Content starts

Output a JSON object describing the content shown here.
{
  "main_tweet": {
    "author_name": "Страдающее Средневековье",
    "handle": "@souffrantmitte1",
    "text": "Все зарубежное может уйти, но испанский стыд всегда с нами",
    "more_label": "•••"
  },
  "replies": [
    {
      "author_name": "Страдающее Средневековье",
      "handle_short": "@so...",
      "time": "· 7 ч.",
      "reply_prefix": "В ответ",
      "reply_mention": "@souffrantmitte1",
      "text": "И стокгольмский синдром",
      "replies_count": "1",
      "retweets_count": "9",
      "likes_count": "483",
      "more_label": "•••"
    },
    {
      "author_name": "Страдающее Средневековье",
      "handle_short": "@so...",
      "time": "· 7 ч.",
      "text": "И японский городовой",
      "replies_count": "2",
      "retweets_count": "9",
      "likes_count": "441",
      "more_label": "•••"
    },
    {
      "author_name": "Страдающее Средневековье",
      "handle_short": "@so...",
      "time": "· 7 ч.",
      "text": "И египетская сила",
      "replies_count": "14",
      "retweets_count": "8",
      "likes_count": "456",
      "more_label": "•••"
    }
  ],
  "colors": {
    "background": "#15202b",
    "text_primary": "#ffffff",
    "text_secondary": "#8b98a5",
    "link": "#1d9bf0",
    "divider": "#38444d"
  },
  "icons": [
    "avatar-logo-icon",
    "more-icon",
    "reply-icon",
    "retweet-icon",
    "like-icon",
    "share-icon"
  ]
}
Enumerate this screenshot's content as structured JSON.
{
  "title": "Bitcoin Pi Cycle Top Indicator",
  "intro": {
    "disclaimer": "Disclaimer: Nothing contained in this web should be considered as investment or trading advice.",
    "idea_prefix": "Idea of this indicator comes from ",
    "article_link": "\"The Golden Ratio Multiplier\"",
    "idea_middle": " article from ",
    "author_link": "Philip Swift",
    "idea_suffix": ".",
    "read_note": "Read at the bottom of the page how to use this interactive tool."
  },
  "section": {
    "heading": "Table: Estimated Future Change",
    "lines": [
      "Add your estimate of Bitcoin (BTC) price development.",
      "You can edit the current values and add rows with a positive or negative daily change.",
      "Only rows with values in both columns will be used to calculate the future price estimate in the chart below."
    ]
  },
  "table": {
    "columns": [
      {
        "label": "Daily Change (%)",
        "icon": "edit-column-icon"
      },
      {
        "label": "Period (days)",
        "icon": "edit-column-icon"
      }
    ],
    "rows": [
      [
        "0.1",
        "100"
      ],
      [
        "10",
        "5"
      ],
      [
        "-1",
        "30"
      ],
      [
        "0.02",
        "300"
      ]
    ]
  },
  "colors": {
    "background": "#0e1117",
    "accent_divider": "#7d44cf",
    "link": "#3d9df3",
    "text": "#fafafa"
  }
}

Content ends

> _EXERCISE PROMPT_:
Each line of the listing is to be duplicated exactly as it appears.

> _RESULT FOR THIS TASK_:
Output a JSON object describing the content shown here.
{
  "main_tweet": {
    "author_name": "Страдающее Средневековье",
    "handle": "@souffrantmitte1",
    "text": "Все зарубежное может уйти, но испанский стыд всегда с нами",
    "more_label": "•••"
  },
  "replies": [
    {
      "author_name": "Страдающее Средневековье",
      "handle_short": "@so...",
      "time": "· 7 ч.",
      "reply_prefix": "В ответ",
      "reply_mention": "@souffrantmitte1",
      "text": "И стокгольмский синдром",
      "replies_count": "1",
      "retweets_count": "9",
      "likes_count": "483",
      "more_label": "•••"
    },
    {
      "author_name": "Страдающее Средневековье",
      "handle_short": "@so...",
      "time": "· 7 ч.",
      "text": "И японский городовой",
      "replies_count": "2",
      "retweets_count": "9",
      "likes_count": "441",
      "more_label": "•••"
    },
    {
      "author_name": "Страдающее Средневековье",
      "handle_short": "@so...",
      "time": "· 7 ч.",
      "text": "И египетская сила",
      "replies_count": "14",
      "retweets_count": "8",
      "likes_count": "456",
      "more_label": "•••"
    }
  ],
  "colors": {
    "background": "#15202b",
    "text_primary": "#ffffff",
    "text_secondary": "#8b98a5",
    "link": "#1d9bf0",
    "divider": "#38444d"
  },
  "icons": [
    "avatar-logo-icon",
    "more-icon",
    "reply-icon",
    "retweet-icon",
    "like-icon",
    "share-icon"
  ]
}
Enumerate this screenshot's content as structured JSON.
{
  "title": "Bitcoin Pi Cycle Top Indicator",
  "intro": {
    "disclaimer": "Disclaimer: Nothing contained in this web should be considered as investment or trading advice.",
    "idea_prefix": "Idea of this indicator comes from ",
    "article_link": "\"The Golden Ratio Multiplier\"",
    "idea_middle": " article from ",
    "author_link": "Philip Swift",
    "idea_suffix": ".",
    "read_note": "Read at the bottom of the page how to use this interactive tool."
  },
  "section": {
    "heading": "Table: Estimated Future Change",
    "lines": [
      "Add your estimate of Bitcoin (BTC) price development.",
      "You can edit the current values and add rows with a positive or negative daily change.",
      "Only rows with values in both columns will be used to calculate the future price estimate in the chart below."
    ]
  },
  "table": {
    "columns": [
      {
        "label": "Daily Change (%)",
        "icon": "edit-column-icon"
      },
      {
        "label": "Period (days)",
        "icon": "edit-column-icon"
      }
    ],
    "rows": [
      [
        "0.1",
        "100"
      ],
      [
        "10",
        "5"
      ],
      [
        "-1",
        "30"
      ],
      [
        "0.02",
        "300"
      ]
    ]
  },
  "colors": {
    "background": "#0e1117",
    "accent_divider": "#7d44cf",
    "link": "#3d9df3",
    "text": "#fafafa"
  }
}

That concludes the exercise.